Camp fires or barbecues are an essential part of the summer season and camping trips. They are messermisingly beautiful, just sat watching the flames and sparks go up into the night. Not only wonderful to look at they are also useful. Cooking on an open fire has its own challenges and rewards but it can be done. What’s more enjoyable than toasting marshmallows on a fire in the summer evening dusk with family or friends? Furthermore, creating warmth, light and a deterrent for insects.
Here at Glasfryn Escapes we allow fires in a controlled way, in our homemade up-cycled fire pits.
Here are some tips and tricks for starting a camp fire, keeping it going and cooking on a barbecue or a camp fire.
Safety – First of all make sure you are allowed a fire at the location you would like to have one. Whether that be a campsite or the beach etc. At Glasfryn Escapes we do allow campfires but only within the designated troughs. The surrounding area should be free from flammable items like tents, clothing and camping stove fuel. Also consider where the nearest water or extinguishing item might be. Finally, don’t leave your fire unattended.

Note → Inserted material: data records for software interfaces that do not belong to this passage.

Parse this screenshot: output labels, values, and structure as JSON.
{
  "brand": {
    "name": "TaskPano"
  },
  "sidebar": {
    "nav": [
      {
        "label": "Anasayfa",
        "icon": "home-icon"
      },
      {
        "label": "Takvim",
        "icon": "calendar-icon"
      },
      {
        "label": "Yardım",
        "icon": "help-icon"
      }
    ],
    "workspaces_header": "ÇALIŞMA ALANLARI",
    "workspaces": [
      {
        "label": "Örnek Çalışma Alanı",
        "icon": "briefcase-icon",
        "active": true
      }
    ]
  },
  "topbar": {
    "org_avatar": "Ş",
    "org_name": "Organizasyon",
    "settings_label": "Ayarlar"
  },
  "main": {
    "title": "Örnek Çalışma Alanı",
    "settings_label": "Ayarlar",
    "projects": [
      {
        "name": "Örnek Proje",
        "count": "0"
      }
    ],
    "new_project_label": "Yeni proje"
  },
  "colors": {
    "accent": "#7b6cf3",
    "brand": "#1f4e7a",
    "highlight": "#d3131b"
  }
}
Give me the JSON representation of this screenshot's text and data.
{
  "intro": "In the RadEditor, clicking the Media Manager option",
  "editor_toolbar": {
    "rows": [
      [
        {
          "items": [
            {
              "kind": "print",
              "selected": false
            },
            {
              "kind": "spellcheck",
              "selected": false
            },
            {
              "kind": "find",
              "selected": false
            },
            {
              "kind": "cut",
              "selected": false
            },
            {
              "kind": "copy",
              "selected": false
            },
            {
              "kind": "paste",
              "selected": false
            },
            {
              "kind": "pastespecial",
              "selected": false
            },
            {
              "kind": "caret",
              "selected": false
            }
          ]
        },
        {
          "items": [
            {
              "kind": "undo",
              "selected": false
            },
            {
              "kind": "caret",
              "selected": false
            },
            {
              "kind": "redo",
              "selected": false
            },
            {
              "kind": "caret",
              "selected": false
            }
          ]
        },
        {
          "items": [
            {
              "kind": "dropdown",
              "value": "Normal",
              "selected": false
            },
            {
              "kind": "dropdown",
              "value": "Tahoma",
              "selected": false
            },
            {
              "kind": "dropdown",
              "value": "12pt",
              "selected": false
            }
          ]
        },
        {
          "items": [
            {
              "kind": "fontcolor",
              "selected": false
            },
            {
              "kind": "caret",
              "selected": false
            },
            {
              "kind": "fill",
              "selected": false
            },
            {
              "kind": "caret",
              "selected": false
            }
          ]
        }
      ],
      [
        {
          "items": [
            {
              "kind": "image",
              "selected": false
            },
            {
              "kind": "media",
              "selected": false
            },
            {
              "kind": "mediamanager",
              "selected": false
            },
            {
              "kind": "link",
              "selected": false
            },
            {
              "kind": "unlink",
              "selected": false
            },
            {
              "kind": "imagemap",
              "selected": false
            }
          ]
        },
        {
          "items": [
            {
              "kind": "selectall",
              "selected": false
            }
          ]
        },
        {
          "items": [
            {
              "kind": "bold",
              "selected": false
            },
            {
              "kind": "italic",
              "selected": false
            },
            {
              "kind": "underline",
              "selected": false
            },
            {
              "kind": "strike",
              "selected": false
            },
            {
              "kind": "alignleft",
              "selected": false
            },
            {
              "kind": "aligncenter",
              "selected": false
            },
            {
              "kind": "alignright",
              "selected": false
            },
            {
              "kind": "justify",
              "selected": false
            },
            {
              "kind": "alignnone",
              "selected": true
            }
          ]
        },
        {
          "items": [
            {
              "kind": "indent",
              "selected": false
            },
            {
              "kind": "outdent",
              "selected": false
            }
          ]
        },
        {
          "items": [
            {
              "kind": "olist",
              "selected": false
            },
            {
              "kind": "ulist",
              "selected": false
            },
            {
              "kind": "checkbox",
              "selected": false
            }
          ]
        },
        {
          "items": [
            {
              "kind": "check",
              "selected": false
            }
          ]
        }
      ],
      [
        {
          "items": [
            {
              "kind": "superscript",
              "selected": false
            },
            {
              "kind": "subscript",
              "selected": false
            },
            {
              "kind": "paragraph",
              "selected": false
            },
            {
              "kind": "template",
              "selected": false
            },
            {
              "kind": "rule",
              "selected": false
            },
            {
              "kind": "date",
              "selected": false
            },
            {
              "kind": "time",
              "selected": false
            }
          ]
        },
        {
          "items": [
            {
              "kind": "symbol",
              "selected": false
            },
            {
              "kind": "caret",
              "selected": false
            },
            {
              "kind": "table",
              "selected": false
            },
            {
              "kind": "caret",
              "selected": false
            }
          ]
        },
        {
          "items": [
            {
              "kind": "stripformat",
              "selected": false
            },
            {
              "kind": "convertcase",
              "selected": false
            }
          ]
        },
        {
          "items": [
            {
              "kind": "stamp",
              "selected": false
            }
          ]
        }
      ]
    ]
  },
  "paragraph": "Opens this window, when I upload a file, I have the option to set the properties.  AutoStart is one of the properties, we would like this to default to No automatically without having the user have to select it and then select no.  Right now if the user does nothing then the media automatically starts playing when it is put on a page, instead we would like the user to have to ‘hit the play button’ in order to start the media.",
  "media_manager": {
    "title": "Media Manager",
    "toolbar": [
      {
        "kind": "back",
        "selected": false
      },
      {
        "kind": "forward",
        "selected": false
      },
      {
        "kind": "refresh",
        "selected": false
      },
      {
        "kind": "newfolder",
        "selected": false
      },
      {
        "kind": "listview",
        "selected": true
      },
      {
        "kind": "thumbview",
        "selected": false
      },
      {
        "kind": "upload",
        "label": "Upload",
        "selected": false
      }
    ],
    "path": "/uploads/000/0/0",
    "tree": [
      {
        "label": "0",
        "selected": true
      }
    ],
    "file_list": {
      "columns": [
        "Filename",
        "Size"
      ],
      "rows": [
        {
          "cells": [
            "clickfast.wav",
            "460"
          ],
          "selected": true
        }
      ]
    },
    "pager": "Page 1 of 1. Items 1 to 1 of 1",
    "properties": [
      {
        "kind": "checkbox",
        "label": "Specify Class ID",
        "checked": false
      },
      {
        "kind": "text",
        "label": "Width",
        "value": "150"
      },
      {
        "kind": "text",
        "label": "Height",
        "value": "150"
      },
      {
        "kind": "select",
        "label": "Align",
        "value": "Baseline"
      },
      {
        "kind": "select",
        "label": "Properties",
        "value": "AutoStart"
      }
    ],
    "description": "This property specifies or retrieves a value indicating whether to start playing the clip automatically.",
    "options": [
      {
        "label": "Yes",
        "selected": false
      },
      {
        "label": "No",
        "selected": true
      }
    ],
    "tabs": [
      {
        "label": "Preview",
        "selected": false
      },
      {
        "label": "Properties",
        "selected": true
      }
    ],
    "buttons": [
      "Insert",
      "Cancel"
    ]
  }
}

Wind direction – This is important as you don’t want to have a smoked out tent and you’ll want the ability to sit round it, of course.
Fuel – You’ve guessed it…Important! Wherever possible dry wood will burn better. Creating more heat and less smoke. Tinder and kindling need to be small and as dry as possible. There are many kinds of tinder to use including firelighters, wood shavings, dried grass or cotton wool covered in vaseline. Kindling should be roughly one too two fingers in diameter, small enough to catch easily. Then building up to your main fuel source being around fist size in diameter.
Starting – To start all campfires the method is to build/construct your fire, light it and maintain it. The idea is for the fire to catch onto increasingly larger firewood so that it is easily kept alight. Also remember to leave enough space between the firewood so that air can circulate your fire.
Use – What you want to do with your fire may depend how you construct it. The main uses are going to be barbecue style cooking (on a grill), cooking directly on the coals with a pot or a simply a fire for fun, warmth and light.
Extinguishing – You don’t want to leave a fire unattended when you leave or go to bed. So think about putting it out early as it will take about 20 minutes to put out a fire completely. This is really important if you have a fire at the beach. To extinguish a fire gently sprinkle it with water. Once doused, stir the embers to increase cooling. When it is finally cool either remove the ashes or leave them in the fire-pit until the morning.
Camp Fire Construction
Tipi – The simplest method of construction of a camp fire. Starting with tinder and the kindling stacked into a small tipi shape slowing building out into larger firewood. Make sure there is a ‘door’ to help lighting the tinder in the middle. This is a fast burning method creating lots of heat and light.
Log Cabin/Platform – Is a construction where the base starts with larger firewood, as you gain height reduce the size. In the log cabin method start the fire from the bottom. However when using a platform method, start from the top with enough starter so that the embers will light the next layer down. You should also place the firewood slightly closer together.
These methods of construction are great for cooking and are low maintenance.
Start – The star starts with a small tipi. When it’s going add 3 to 5 pieces of firewood into the emblems in a star shape. This is a slow burning fire, great for an all-nighter or at the beach.
Lean to – Again using the basics of creating a tipi camp fire, but with the addition of leaning the firewood onto a larger ‘back piece’. Make sure there is a ‘door’ to help lighting the tinder in the middle. This method works well if you need to shelter your fire from wind or rain.